Everything you say or do is an intervention that determines the future of the relationship. Evaluate everything you say or do in the context of the effect it may have on your helper/client relationship. Remember, both your actions and inactions send signals to the client.

Start with pure inquiry. Even though you may have heard the same request for safety help a hundred times, always try to perceive each request as brand new. Access your ignorance by asking what is it you do not know about this situation.

The client owns the safety problem. Don’t get caught up in the content of your client’s story until you have built a relationship. No matter how familiar you are with the safety problem, be mindful the problem is the client’s, not yours. In giving advice, always provide at least two alternatives to force your client to make a choice.

You never have all the answers. It is OK to not have all the answers. Avoid trying to invent solutions; it will only get you into trouble. When you get stuck, tell your client you’re stuck and turn to your process consulting role and explore possible options to move forward.
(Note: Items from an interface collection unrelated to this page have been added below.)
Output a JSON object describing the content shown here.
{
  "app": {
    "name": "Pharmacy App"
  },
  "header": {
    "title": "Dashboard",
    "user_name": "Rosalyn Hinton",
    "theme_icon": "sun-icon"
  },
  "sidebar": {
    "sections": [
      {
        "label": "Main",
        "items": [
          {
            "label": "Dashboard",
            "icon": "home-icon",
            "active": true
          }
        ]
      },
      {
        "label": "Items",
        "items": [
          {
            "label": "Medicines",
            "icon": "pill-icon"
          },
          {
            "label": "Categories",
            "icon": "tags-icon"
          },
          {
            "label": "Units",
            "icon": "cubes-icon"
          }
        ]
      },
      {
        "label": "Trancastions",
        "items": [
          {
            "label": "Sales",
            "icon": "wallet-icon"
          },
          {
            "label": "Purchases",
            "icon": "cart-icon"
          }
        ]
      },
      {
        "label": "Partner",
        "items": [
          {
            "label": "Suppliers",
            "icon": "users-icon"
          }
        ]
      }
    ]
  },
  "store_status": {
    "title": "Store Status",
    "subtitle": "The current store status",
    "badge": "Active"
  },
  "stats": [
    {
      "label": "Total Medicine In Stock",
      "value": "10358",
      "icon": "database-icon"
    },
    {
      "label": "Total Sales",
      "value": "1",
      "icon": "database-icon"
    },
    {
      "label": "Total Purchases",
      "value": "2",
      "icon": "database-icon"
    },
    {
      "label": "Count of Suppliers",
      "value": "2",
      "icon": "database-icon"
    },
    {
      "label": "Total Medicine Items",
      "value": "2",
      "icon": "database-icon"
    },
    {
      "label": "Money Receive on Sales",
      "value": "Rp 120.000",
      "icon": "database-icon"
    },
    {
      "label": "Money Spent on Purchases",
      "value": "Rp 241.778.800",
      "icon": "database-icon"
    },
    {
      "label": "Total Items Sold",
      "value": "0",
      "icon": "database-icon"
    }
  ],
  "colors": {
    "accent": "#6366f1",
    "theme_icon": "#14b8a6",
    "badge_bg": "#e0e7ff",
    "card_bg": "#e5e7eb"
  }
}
1 Schein, E.H. 2011.Helping – How to Offer, Give and, Receive Help – Understanding Effective Dynamics in One-to- One, Group, and Organizational Relationships. Berrett-Koehler Publishers, Inc. San Francisco, CA.
2 Ibid. pp. 35.
3 Ibid. pp. 36-46.
4 Ibid. pp. 54-64.
5 Ibid. pp. 57.
6 Ibid. pp. 58.
7 Ibid. pp. 62.
8 Ibid. pp. 147-157.